Positive step on hours of service for livestock haulers
Allison Rivera, Executive Director of Government Affairs for the National Cattlemen’s Beef Association, released the following statement in response to the announcement Tuesday from the Federal Motor Carrier Safety Administration’s (FMCSA) Advanced Notice of Proposed Rulemaking on Hours of Service (HOS) regulations:
“We are grateful for FMCSA’s willingness to consider options for flexibility on Hours of Service rules. NCBA will continue to work constructively to find a long-term solution that gives livestock haulers the flexibility they need within Hours of Service to protect the welfare of animals in their care. The proposals released today are a positive step towards focusing on needed changes to Hours of Service, but more specific changes that address the unique realities of the livestock hauling industry are still needed. We will continue to work with FMCSA to provide flexibility for the livestock hauling industry.”
The U.S. Department of Transportation’s Federal Motor Carrier Safety Administration (FMCSA) today announced that it is seeking public comment on revising four specific areas of current hours-of-service (HOS) regulations, which limit the operating hours of commercial truck drivers. More details can be found here or reading below.
The U.S. Department of Transportation’s Federal Motor Carrier Safety Administration (FMCSA) announced on Aug. 21, 2018, that it is seeking public comment on revising four specific areas of current hours-of-service (HOS) regulations, which limit the operating hours of commercial truck drivers.
The upcoming Advanced Notice of Proposed Rulemaking (ANPRM), which will be published in the Federal Register, responds to widespread Congressional, industry, and citizen concerns and seeks feedback from the public to determine if HOS revisions may alleviate unnecessary burdens placed on drivers while maintaining safety on our nation’s highways and roads. The comment period will be open for 30 days.
The four specific areas under consideration for revision are:
- Expanding the current 100 air-mile “short-haul” exemption from 12 hours on-duty to 14 hours on-duty, in order to be consistent with the rules for long-haul truck drivers;

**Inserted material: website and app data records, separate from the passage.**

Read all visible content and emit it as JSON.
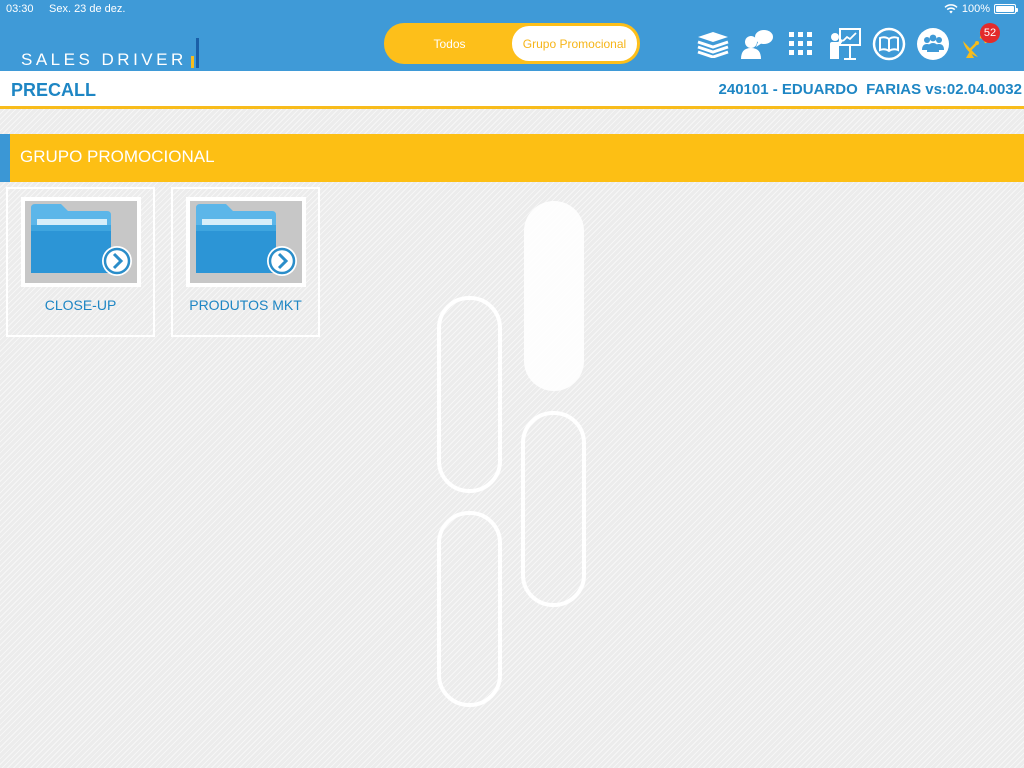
{
  "status": {
    "time": "03:30",
    "date": "Sex. 23 de dez.",
    "battery": "100%",
    "battery_level_percent": 100
  },
  "app": {
    "logo_text": "SALES DRIVER",
    "logo_colors": [
      "#f8bc1c",
      "#ffffff",
      "#1a5fa8"
    ]
  },
  "segmented": {
    "items": [
      "Todos",
      "Grupo Promocional"
    ],
    "selected": "Grupo Promocional"
  },
  "toolbar": {
    "icons": [
      "books-icon",
      "chat-user-icon",
      "grid-icon",
      "presentation-icon",
      "book-icon",
      "group-icon",
      "satellite-icon"
    ],
    "notifications_count": "52"
  },
  "header": {
    "title": "PRECALL",
    "user_info": "240101 - EDUARDO  FARIAS vs:02.04.0032"
  },
  "section": {
    "title": "GRUPO PROMOCIONAL"
  },
  "folders": [
    {
      "label": "CLOSE-UP",
      "icon": "folder-icon"
    },
    {
      "label": "PRODUTOS MKT",
      "icon": "folder-icon"
    }
  ],
  "colors": {
    "brand_blue": "#3f9ad7",
    "text_blue": "#1e86c4",
    "accent_yellow": "#fdbf14",
    "badge_red": "#e32b2b"
  }
}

- Extending the current 14-hour on-duty limitation by up to two hours when a truck driver encounters adverse driving conditions;
- Revising the current mandatory 30-minute break for truck drivers after 8-hours of continuous driving; and

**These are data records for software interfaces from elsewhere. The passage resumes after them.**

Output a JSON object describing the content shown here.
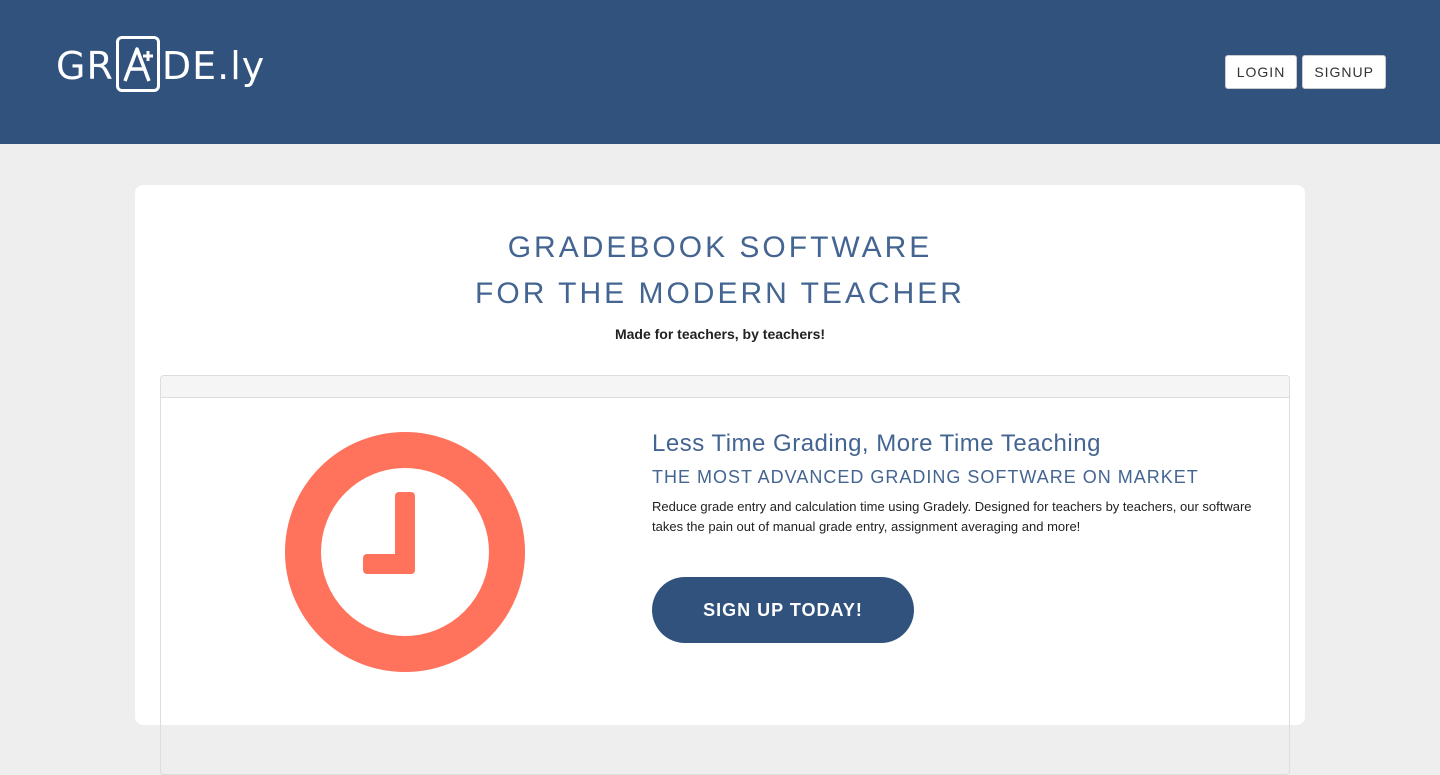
{
  "brand": {
    "logo_prefix": "GR",
    "logo_suffix": "DE.ly"
  },
  "nav": {
    "login_label": "LOGIN",
    "signup_label": "SIGNUP"
  },
  "hero": {
    "headline_line1": "GRADEBOOK SOFTWARE",
    "headline_line2": "FOR THE MODERN TEACHER",
    "tagline": "Made for teachers, by teachers!"
  },
  "feature": {
    "icon": "clock-icon",
    "title": "Less Time Grading, More Time Teaching",
    "subtitle": "THE MOST ADVANCED GRADING SOFTWARE ON MARKET",
    "description": "Reduce grade entry and calculation time using Gradely. Designed for teachers by teachers, our software takes the pain out of manual grade entry, assignment averaging and more!",
    "cta_label": "SIGN UP TODAY!"
  },
  "colors": {
    "header_bg": "#30527c",
    "accent_text": "#446591",
    "clock": "#ff725c",
    "page_bg": "#eeeeee"
  }
}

- Reinstating the option for splitting up the required 10-hour off-duty rest break for drivers operating trucks that are equipped with a sleeper-berth compartment.
In addition, the ANPRM seeks public comment and relevant data on two recently submitted petitions requesting regulatory relief from HOS rules (1) pertaining to the 14-hour on-duty limitation (filed by the Owner-Operators Independent Drivers Association) and (2) pertaining to the 10-hour off-duty requirement (filed by TruckerNation).
Earlier this year, the congressionally mandated electronic logging device (ELD) rule, which required most FMCSA-regulated motor carriers to convert their records from paper to an electronic format, became effective. While compliance with the ELD rule has reached nearly 99 percent across the trucking industry, it has also brought focus to HOS regulations, especially with regard to certain regulations having a significant impact on agriculture and other sectors of trucking.
Additional information on the ANPRM, including how to submit comments to the Federal Register docket, is available here.
The first in a series of public listening sessions on the ANPRM will take place Friday, August 24, 2018, in Dallas, Texas, at the Kay Bailey Hutchinson Convention Center beginning at 3:00 p.m. local time. Further information is available here
Information on current HOS regulations is available here.
Information on electronic logging devices (ELDs) carried on-board long-haul trucks and used by commercial vehicle enforcement officers to check compliance with HOS regulations is available here.